Afghanistan. The Graveyard of Empires.
By the end of this year, a new tombstone will be erected there, a monument to another world power who spilled the blood of her sons in an effort to subdue this wild country and failed.
Here Lies the Bones of The United States of America
The mightiest army to ever walk the earth.
Defeated by the willpower and persistence of tribal men fighting to preserve their way of life.
I was a senior in high school on September 11th, 2001. I watched the second plane hit the World Trade Center live on the news. The rest of the day was wasted as we waited for war. War that would define a generation of those who graduated into a changed world.
Twenty years later, I am watching the end of the war on the news as well. As U.S. military forces hastily withdraw from their fighting positions, Taliban forces are sweeping in, overwhelming their unfortunate compatriots who joined the losing side. It will be a bad day for those not killed in battle.
In the twenty years in between, over 2,300 U.S. military personnel went to Afghanistan and never returned home. More than 20,000 returned home wounded, including myself, while thousands more carry moral injuries that cannot be seen or felt. By the time it’s all over, close to 1 trillion dollars will have been spent in the campaign.
During the two deployments that I spent as an infantryman patrolling the southern province of Kandahar, there was never any sense of impending victory. We weren’t there to win: we were there to take our turn and hopefully come home in one piece.
There were small victories, of course. Insurgents killed and captured. Afghan soldiers trained in the art of war to someday defend their own country. Hearts and minds of citizens won through some humanitarian effort that we told them was the work of democracy. Democracy. See how good it feels?
My best memory of my time spent there was in the early summer of 2010. At the northern edge of the volatile Arghandab district there was an empty school that sat on a ridge overlooking a village called Khvajeh Molk. Every time my platoon passed through the village, dozens of young boys would flock to our patrol, asking for candy or pens to write with. Some of these boys reminded me of my own son, who was three at the time, and safely back at home with his mother. He spent his days watching cartoons and learning his ABCs, while they spent their time playing in dirt streets and dodging the IEDs that lined the paths of pomegranate orchards.
Wanting to make some meaningful difference in their lives, we requested funding to reopen the school. After paying a few men from the village to clean out the inside of the building and several more to put a fresh coat of white paint on the outside, we held an opening day celebration a few weeks later. With the Arghandab district governor and some other local officials looking on, my soldiers passed out backpacks filled with school supplies to fifty or so elementary age boys with beaming smiles on their faces. School was back in session.
My personal adventures in Afghanistan came to an end on my second deployment two years later, with my tibia shattered by the bullet from the rifle of an Afghan soldier who turned out to be playing for the other team.
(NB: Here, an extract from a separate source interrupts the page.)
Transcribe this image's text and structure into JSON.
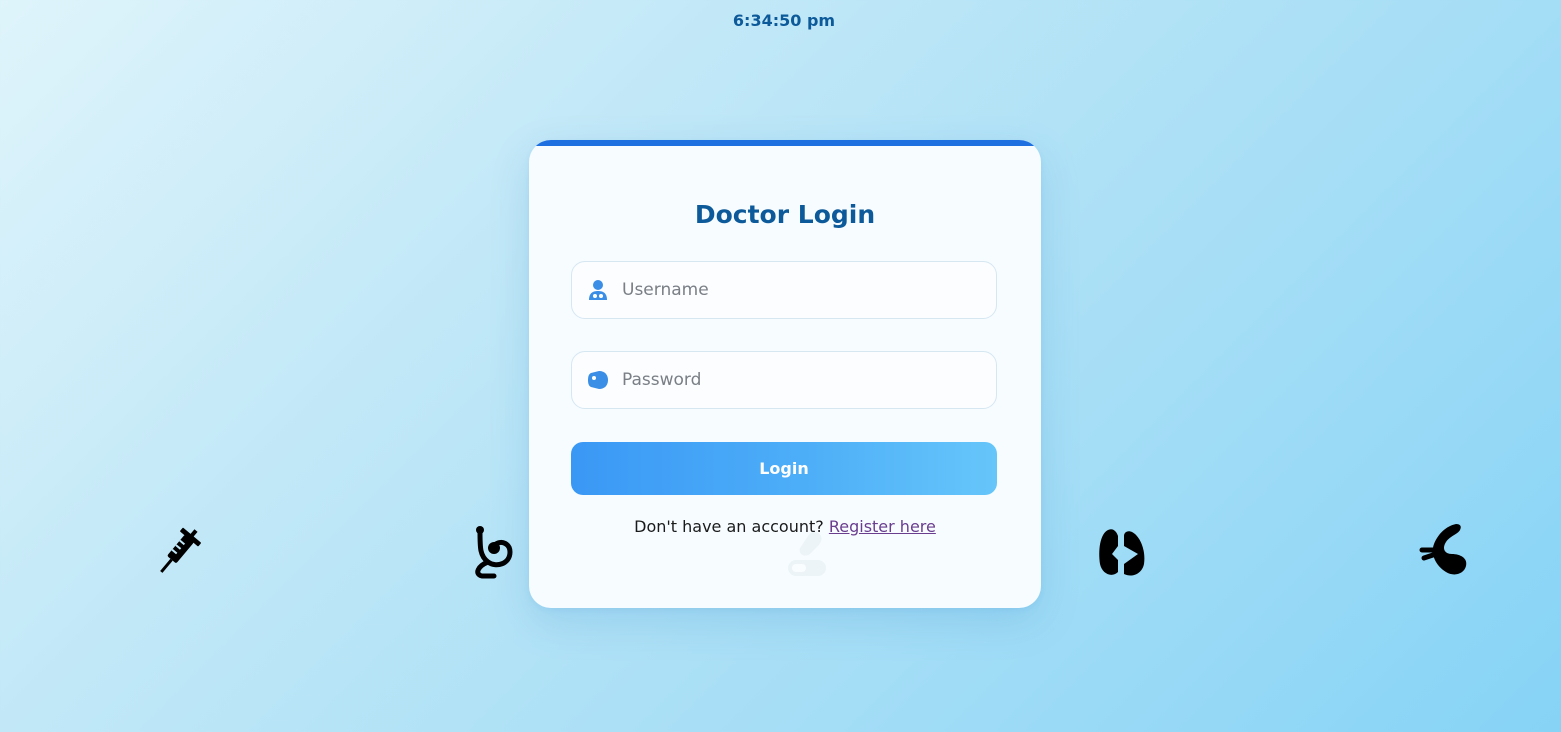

My son, then five years old, greeted me in a hospital bed with an honest assessment of my mixed performance in war. “Dad,” he said, “the first time you went to Afghanistan, you did pretty well. The second time, not so much.”
My son is now fourteen and headed into high school. I pray that when he graduates, it will not be into a world at war as I did. With the way things are now, it probably will be, but at least it won’t be in Afghanistan. As for those young boys in Khvajeh Molk who are now high school age themselves, I hope the best for them. I hope that they will overcome the violence occurring within the vacuum created by the retreat of American democracy and harness the Afghan spirit used to defeat empires for thousands of years to build their own future.